- Often the least obvious competitor is the “substitution” competitor. This is the decision by the buyer NOT to buy your product or anything equivalent to it. Rather they opt to make do with nothing or construct their own alternative solution. Competition may come from this choice of doing nothing. It may come from subterfuge of some sort initiated by the consumer in ways you never thought of. Know all the alternatives available to the buyer before you start planning on having no competition.
- Organize competitors by attributes, by markets, correlated business metrics, by leverage targets, by core competencies to gain a complete understanding of your strengths and weaknesses. Do not fall into the trap of focusing on ONE or TWO attributes. Buyers have a much broader perspective on value when deciding to purchase.
- Map your competitor’s ecosystem of partners and routes to market. You might have invented the greatest product ever but the other aspects of doing business can prove more valuable in the eyes of the buyer. One of those is buying clusters of products. I might perceive a particular grill as having more value but buy another because of the attachments that are compatible with the design.
- Anticipate your competitor’s future plans with respect to capabilities and feature development. Competitors evolve over time and comparing your innovation to existing capabilities ensures you will always fall behind. Know the supply chain that contributes to your product. Competitors often have the same access to that supply. Compete on speed to market if you don’t have supply chain differences.
Commercialization Blog Series –
Lots of academic research has been done on commercialization strategies and entrepreneurship. Peter Drucker seems to have started it all and was one of my heroes during my MBA life phase. Experience is a different teacher however. The act of working with 100’s of companies at various stages of commercial development has taught me a few practical things about getting traction in the marketplace. This blog series is a quick snap shot at some of those lessons learned and questions asked to help guide individuals and companies through the maze of decision making alternatives. Certainly it does not contain ALL the issues but, from my experience, taking these suggestions to heart will lead you to a greater probability of success than otherwise; certainly more likely than following academia into the abyss.

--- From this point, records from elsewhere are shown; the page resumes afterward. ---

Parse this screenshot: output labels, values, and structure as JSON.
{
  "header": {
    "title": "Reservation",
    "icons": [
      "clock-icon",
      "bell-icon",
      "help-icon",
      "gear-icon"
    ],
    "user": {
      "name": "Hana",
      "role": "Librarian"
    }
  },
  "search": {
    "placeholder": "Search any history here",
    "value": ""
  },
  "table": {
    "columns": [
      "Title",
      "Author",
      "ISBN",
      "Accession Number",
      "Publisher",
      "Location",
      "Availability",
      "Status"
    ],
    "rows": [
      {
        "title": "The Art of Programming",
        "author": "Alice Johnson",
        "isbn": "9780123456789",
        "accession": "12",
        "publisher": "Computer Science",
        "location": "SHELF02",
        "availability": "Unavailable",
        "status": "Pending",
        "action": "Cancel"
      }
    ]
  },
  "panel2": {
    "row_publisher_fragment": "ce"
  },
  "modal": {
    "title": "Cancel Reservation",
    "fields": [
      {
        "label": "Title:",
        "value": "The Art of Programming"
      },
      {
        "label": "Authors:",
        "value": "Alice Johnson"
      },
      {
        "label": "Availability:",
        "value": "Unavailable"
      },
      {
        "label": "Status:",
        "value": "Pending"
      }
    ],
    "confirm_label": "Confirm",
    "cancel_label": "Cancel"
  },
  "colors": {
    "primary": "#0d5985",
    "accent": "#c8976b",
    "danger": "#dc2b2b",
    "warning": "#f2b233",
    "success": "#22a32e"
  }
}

Post 3: SEEK MAXIMUM LEVERAGE (ANYWHERE)
Post 1: EVALUATE COMPANY MATURITY